DATA FOR THE TASK –
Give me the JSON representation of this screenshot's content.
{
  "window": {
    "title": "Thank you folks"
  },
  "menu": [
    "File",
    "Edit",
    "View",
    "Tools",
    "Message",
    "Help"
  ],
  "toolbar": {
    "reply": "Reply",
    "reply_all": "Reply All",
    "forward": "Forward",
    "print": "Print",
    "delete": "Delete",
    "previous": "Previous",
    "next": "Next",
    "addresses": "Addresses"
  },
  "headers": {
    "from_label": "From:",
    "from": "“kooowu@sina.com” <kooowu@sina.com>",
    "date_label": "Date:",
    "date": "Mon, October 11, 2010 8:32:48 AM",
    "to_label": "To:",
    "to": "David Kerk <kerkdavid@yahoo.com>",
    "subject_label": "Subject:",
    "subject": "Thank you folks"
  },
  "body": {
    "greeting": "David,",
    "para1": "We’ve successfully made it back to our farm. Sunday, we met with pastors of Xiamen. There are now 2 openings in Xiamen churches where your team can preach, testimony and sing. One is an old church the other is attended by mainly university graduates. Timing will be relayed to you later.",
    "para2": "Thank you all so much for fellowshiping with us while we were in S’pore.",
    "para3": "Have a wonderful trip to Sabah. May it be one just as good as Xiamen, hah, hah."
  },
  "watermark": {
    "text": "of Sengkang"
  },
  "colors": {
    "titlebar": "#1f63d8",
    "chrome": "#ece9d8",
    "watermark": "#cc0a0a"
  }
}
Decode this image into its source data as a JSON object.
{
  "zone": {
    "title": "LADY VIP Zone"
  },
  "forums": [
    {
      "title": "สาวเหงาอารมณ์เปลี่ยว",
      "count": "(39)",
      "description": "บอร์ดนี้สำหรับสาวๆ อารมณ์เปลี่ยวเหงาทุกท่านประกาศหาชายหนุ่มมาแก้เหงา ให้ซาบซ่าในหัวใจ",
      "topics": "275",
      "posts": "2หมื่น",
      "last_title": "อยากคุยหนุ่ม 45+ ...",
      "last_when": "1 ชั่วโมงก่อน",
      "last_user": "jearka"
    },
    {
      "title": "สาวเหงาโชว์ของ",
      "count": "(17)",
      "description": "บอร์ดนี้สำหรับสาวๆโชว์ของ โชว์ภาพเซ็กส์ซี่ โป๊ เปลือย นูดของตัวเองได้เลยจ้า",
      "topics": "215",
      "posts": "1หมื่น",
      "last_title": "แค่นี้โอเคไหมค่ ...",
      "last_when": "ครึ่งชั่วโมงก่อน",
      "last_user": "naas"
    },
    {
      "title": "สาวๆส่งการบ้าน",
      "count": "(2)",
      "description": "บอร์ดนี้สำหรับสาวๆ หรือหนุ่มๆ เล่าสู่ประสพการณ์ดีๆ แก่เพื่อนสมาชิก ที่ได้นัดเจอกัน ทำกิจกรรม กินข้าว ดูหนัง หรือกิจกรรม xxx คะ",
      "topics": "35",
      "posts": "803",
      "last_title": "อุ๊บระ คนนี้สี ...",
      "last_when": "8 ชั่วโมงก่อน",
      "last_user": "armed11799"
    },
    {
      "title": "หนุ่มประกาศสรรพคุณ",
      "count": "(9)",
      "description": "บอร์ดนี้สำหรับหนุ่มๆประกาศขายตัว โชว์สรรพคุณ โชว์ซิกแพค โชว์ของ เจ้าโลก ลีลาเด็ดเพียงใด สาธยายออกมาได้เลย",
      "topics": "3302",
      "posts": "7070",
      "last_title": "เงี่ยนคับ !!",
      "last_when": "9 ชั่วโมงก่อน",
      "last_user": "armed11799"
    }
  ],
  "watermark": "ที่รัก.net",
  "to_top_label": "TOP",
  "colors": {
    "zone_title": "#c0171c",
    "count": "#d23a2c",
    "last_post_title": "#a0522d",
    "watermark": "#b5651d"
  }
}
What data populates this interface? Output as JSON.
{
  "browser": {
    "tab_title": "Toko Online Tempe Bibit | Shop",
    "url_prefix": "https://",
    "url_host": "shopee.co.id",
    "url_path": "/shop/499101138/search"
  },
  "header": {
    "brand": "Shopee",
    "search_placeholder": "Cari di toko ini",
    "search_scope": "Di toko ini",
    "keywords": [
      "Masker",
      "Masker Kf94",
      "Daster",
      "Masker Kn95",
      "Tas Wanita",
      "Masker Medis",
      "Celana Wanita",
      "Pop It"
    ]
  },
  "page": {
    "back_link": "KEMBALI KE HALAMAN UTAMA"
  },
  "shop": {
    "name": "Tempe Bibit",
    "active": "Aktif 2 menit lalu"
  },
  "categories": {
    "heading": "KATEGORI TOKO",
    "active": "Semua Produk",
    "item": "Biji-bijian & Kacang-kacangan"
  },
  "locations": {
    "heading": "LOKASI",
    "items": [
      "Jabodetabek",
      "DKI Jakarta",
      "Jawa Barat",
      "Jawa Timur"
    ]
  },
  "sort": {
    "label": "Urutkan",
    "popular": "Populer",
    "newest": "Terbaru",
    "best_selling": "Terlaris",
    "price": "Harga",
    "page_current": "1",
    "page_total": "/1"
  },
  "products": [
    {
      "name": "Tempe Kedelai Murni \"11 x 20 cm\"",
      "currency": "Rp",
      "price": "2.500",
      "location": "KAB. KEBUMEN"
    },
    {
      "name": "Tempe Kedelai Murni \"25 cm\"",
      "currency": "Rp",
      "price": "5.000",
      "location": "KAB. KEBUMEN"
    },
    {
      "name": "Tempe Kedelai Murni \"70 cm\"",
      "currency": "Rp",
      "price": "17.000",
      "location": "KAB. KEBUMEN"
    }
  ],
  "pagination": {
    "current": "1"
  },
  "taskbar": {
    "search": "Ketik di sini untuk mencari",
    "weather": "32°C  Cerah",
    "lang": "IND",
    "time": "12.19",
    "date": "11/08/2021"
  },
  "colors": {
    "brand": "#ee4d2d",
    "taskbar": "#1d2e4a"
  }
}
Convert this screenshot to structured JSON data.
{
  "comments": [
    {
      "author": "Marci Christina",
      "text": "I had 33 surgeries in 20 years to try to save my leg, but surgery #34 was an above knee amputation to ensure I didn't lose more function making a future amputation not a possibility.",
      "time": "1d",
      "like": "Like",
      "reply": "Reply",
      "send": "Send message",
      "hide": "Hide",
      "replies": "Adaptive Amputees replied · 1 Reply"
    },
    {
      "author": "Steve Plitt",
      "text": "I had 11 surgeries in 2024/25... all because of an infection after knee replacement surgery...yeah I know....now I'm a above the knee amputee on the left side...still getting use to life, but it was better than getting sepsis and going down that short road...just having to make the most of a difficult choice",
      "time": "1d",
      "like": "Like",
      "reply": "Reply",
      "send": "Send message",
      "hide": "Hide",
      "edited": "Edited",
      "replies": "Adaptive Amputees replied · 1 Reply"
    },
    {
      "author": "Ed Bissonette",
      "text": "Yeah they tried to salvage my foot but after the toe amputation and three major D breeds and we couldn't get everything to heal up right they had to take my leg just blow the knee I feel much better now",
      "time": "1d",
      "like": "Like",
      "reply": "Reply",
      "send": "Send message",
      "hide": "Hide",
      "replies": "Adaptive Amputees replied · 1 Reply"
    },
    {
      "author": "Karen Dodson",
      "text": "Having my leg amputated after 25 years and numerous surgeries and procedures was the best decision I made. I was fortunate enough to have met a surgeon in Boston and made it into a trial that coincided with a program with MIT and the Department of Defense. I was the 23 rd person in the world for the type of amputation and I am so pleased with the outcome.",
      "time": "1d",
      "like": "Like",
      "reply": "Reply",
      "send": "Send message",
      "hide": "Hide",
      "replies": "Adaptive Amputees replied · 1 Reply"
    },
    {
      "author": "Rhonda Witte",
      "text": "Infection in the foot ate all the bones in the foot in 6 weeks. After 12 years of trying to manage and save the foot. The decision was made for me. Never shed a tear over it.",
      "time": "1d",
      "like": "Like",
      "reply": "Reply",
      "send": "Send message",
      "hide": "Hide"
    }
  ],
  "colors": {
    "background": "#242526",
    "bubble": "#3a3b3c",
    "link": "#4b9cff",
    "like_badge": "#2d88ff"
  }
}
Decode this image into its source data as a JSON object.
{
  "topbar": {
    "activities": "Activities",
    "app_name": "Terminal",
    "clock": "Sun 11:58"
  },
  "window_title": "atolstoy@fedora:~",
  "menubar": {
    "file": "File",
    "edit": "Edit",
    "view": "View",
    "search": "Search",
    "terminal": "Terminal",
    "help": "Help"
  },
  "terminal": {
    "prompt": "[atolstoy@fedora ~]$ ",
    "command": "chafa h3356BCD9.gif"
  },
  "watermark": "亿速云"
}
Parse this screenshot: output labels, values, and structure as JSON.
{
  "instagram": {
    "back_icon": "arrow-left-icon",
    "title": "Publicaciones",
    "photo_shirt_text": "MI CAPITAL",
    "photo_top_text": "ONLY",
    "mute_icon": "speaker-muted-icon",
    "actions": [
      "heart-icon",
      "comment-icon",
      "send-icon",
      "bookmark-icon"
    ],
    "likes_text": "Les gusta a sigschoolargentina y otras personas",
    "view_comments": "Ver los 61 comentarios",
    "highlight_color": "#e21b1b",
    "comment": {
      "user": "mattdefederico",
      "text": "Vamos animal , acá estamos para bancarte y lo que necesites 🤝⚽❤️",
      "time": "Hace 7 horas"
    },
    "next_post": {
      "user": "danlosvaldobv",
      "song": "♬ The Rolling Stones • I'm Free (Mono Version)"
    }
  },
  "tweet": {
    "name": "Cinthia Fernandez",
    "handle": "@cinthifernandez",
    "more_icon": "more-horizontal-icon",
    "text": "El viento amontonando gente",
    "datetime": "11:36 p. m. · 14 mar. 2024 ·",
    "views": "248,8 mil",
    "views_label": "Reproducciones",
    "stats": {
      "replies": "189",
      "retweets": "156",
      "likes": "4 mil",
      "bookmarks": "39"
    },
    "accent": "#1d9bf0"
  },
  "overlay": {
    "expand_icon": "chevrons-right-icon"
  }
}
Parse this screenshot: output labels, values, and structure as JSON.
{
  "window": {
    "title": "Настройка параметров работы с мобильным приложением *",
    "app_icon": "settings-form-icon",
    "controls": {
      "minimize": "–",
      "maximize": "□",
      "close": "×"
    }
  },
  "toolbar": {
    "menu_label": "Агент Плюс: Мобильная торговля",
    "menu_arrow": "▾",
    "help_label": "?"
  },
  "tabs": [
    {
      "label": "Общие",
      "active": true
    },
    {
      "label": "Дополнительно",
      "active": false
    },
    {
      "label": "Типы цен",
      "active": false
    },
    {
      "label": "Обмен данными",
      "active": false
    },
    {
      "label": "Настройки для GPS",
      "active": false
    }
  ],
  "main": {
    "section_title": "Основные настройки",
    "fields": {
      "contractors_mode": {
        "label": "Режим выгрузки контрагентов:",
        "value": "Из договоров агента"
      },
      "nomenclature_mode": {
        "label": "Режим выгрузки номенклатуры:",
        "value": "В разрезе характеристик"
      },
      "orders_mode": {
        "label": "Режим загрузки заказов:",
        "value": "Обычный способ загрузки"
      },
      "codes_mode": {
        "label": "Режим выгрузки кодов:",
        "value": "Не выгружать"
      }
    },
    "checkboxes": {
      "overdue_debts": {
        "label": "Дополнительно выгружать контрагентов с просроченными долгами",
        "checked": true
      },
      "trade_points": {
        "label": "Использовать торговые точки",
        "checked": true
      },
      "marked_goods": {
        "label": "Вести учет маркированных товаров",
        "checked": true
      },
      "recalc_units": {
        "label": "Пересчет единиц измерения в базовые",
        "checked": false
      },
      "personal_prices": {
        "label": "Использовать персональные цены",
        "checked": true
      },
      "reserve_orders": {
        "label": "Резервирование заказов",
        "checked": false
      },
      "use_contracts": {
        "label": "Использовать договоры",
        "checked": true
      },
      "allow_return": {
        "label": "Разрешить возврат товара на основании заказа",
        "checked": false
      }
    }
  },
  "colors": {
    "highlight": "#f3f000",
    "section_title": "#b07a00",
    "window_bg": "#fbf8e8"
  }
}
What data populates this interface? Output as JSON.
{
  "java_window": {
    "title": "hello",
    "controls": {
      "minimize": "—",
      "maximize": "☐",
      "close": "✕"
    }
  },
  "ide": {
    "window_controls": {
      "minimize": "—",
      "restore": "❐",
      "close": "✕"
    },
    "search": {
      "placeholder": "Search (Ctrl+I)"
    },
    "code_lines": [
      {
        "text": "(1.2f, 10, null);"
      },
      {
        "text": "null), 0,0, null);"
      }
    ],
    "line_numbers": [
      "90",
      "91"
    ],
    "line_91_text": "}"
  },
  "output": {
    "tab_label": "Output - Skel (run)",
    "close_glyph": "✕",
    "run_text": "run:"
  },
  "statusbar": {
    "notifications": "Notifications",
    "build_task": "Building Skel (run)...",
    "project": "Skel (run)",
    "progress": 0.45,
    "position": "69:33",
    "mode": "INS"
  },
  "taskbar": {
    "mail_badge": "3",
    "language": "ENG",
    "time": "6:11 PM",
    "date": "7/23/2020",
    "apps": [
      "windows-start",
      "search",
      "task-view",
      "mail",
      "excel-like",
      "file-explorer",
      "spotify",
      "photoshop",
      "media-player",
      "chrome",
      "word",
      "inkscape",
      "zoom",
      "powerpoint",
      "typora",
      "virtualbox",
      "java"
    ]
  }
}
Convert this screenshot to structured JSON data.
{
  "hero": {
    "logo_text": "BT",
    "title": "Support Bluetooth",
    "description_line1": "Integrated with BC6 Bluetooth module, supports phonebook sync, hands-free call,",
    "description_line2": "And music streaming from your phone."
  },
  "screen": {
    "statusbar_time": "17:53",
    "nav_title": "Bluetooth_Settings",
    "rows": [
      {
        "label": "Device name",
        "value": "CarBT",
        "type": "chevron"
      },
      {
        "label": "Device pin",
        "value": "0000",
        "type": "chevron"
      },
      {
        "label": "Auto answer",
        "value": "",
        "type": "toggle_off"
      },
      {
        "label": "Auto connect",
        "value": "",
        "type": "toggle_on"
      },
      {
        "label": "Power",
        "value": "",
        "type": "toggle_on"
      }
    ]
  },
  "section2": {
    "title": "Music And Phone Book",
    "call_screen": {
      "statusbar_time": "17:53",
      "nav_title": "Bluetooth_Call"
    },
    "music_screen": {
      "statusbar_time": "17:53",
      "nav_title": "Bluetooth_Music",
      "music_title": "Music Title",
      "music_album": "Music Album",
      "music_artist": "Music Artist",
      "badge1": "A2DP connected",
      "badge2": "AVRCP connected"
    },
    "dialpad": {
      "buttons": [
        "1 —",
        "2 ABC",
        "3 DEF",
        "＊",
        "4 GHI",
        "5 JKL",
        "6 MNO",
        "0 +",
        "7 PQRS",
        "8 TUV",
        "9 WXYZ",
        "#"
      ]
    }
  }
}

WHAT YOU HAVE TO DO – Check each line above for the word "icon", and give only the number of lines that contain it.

SOLUTION FOR THIS EXERCISE – 9